> Required action:
Look at each line of the listing. Copy those that hold the string "Submit".

○ ○ ○ ○ ○ ○ ○

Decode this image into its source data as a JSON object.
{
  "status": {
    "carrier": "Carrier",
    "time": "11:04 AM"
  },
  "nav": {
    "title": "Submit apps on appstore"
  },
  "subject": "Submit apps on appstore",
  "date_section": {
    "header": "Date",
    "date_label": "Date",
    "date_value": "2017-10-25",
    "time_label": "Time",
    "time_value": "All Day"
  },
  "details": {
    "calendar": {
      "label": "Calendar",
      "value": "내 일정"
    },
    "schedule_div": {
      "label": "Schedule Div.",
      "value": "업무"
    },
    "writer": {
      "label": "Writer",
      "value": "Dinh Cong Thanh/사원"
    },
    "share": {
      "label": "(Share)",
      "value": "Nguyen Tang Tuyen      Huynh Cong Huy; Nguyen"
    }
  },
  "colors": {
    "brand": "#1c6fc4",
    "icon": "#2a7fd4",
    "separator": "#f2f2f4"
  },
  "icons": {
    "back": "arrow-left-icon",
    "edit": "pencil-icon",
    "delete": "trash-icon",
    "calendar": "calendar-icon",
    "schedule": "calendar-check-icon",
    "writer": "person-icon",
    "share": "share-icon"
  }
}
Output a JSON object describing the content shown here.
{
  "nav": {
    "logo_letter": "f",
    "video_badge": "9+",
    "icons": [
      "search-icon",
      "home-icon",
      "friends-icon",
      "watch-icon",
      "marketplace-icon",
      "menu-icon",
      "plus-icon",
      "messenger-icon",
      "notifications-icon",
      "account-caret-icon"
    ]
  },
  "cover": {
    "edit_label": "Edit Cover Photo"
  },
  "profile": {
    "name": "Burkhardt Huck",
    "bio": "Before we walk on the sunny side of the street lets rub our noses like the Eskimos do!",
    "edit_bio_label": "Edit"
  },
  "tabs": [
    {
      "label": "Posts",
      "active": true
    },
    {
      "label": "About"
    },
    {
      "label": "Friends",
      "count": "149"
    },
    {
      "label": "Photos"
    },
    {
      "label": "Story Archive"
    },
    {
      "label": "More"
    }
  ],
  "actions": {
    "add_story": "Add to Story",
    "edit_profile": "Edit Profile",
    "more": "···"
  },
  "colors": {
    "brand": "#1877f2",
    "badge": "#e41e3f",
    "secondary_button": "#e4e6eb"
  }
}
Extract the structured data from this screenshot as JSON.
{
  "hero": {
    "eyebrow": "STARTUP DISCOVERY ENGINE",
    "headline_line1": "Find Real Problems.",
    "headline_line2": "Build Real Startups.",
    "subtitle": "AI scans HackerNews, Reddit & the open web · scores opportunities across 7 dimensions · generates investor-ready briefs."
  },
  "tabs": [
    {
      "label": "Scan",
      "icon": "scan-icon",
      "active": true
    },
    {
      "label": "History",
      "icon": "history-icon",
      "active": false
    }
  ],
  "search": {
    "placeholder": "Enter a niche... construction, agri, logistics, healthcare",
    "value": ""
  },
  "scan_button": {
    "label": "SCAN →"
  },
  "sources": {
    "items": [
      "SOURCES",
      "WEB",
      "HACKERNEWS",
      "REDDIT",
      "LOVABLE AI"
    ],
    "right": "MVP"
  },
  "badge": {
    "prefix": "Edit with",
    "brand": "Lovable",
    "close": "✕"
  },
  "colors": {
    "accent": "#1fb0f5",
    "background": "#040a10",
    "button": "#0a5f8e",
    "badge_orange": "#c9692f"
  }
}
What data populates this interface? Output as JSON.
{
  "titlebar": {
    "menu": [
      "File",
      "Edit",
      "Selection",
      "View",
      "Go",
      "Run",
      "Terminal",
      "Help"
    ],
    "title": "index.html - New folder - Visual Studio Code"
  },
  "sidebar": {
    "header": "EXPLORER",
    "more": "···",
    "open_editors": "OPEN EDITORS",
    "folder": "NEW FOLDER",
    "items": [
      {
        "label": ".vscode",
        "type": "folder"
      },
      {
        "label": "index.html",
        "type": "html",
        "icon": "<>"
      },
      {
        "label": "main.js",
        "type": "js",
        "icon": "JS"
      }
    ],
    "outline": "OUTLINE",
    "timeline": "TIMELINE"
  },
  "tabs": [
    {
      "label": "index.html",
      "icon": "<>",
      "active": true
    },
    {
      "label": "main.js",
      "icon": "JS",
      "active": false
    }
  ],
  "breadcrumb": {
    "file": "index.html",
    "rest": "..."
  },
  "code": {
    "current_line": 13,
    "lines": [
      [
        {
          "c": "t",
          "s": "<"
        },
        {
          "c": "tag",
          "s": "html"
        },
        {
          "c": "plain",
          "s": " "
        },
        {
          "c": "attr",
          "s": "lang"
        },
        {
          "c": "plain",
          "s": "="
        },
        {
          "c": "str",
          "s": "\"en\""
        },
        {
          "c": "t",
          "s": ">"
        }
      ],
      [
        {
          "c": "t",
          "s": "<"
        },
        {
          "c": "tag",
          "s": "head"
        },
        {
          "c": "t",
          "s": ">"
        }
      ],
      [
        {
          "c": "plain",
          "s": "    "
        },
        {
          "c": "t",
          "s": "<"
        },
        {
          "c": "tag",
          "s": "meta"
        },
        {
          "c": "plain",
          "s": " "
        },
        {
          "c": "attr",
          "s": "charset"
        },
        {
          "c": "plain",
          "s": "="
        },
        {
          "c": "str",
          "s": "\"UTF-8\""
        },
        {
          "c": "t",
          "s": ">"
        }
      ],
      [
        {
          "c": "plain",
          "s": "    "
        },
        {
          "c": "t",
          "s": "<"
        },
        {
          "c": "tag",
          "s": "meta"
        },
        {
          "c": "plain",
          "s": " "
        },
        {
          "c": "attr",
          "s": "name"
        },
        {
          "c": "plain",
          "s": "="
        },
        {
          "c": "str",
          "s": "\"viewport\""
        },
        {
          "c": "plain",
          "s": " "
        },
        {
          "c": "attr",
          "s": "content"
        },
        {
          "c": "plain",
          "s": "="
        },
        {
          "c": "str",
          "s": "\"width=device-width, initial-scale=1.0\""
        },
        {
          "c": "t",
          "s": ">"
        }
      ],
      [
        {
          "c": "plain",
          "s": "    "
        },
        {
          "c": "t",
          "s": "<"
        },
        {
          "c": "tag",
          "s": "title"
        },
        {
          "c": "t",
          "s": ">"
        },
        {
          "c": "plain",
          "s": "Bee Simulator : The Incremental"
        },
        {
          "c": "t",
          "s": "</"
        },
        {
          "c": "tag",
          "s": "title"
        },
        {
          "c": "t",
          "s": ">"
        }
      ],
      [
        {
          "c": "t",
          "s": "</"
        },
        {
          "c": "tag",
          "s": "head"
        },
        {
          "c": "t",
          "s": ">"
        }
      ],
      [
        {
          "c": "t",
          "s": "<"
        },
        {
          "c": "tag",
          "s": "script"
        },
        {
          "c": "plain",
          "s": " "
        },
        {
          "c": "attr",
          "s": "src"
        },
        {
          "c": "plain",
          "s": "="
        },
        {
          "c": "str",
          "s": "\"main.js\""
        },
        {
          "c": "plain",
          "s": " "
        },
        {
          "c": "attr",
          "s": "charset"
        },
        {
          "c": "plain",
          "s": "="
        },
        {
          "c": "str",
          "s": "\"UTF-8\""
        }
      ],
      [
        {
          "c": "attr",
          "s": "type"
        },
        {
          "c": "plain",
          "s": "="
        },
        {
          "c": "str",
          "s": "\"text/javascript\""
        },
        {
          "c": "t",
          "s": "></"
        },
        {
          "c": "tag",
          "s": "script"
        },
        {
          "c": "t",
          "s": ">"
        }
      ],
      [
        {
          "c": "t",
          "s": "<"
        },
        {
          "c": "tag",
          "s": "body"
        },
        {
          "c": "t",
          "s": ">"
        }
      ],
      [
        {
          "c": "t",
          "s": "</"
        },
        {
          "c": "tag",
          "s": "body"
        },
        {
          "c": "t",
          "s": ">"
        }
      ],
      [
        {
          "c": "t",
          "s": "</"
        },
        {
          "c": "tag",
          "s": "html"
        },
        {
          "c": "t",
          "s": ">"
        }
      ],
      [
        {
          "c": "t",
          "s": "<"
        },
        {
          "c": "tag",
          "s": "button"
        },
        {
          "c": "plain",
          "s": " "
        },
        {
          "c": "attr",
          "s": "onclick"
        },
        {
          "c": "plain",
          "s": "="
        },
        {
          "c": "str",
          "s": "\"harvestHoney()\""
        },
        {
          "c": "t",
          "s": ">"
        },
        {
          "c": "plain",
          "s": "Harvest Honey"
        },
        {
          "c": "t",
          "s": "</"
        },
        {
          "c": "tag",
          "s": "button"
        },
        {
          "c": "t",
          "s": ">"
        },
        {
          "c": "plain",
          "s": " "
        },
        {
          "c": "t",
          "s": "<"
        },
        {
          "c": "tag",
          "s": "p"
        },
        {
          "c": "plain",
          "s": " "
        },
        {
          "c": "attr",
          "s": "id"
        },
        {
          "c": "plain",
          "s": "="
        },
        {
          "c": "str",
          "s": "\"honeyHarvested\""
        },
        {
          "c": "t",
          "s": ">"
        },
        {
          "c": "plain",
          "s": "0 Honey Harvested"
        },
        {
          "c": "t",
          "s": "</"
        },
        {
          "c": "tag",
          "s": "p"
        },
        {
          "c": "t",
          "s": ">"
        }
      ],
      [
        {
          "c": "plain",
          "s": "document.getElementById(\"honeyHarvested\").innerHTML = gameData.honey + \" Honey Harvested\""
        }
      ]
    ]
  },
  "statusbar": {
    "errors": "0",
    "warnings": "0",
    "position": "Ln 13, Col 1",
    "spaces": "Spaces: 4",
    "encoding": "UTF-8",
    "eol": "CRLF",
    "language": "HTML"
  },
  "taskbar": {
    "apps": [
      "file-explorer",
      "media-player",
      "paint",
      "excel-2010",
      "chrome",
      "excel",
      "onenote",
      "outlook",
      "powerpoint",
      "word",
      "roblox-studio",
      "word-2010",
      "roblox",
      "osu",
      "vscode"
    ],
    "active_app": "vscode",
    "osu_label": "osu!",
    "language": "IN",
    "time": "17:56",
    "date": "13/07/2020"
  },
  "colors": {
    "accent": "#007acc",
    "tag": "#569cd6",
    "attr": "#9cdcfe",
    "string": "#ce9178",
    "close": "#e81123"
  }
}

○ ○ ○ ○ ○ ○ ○

> Task answer:
    "title": "Submit apps on appstore"
  "subject": "Submit apps on appstore",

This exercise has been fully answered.